The importance of being serious in a cynical age
Despite how much we claim to value honesty as a society, there is something universally hated about a certain level of sincerity. We recoil and squint at the sun-eyed displays of belief, only managing to glimpse them out of the corner of our collective eye.
To be serious, enthusiastic, lively is to cringe. It’s the antithesis of cool. Cynicism and snark are the preferred alternatives in the internet age, especially on Twitter. Users tweet with an affected detachment that is both quick-witted and acerbic, savoring their inability to care about anything.
I, on the other hand, am someone who often cares way too much. It doesn’t take much to get me excited, and I’m incredibly excited about a lot. Long ago, I accepted the fact that I would never be able to pull off the deadpan irony of 90s icon Daria or the easy nonchalance of permanent musicians Rihanna and Tems, who have perfected the art of looking fancy and bored while performing as opposed to lazy. I’m way too clumsy and dizzy for that. You see, so much “coolness” is derived from a perceived calm that I don’t have. The supposed “cool” that comes with being a black South Londoner with an Instagram account does a lot of work for me. And though I can be aloof and downright haughty when it comes to things I don’t care about (in the immortal words of drag raceAdore Delano“I’m a fucking Libra”, after all), I’m passionate and zealous when I do.
I’m unable to “did a thing”, a milestone that means a lot to me when posting about it, opting instead for a gushing caption of long paragraphs. I can’t do anything but fill Kris Jenner up when my friends make me proud, cooing that they’re “doing amazing, honey.” I’m addicted to non-ironic exclamation points.

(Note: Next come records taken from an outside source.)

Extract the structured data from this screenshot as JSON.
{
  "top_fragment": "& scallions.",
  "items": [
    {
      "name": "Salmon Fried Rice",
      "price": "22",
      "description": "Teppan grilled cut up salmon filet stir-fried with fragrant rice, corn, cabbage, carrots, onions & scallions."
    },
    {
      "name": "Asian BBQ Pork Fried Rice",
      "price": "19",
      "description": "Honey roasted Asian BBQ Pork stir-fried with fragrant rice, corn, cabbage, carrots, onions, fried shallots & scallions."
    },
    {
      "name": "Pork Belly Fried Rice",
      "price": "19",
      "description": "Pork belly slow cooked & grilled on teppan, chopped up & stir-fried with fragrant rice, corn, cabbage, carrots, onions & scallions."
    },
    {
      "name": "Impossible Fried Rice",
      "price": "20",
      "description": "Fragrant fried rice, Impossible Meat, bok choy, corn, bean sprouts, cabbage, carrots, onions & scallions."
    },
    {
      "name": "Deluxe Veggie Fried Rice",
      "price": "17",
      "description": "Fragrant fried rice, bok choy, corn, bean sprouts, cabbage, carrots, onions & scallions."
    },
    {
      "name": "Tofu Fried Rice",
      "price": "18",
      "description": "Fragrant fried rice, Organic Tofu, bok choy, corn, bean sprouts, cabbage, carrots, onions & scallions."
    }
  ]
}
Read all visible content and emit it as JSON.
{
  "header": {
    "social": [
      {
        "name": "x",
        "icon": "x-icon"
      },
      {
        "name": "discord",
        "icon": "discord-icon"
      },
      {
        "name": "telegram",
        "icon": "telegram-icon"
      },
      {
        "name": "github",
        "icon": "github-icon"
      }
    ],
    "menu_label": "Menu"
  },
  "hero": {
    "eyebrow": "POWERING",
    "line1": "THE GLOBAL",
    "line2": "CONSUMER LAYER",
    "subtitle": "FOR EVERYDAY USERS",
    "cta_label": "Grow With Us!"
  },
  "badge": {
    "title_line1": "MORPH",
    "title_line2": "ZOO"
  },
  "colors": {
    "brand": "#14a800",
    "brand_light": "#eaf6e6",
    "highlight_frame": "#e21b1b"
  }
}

I am the eternal drunk woman in the loos who speaks words of affirmation to strangers. Do not mistake yourself; I’m all for a little smack and sarcasm, especially in my writing. My first novel has been repeatedly called satirical. But when I talk about it, I’m overwhelmed with an unbearable sincerity that makes me say how grateful I am to soon be able to share it with the world. I just can’t pretend things aren’t important to me when they are. And that’s actually one of my favorite qualities. At a time when it’s cool to be cool, I defend the importance of being serious.
It shouldn’t be something that requires defense, but it’s a quality that really annoys people. ‘Seriousness’ combined with eagerness played a big role in the ‘Hathahate’ that plagued Anne Hathaway’s career in 2013 after her Oscar win for Wretched. His Oscar campaign was derided as a hard-and-good tryout for people, and his pageant speech only made matters worse. “It’s come true!” she simpered, cradling the statuette like a baby.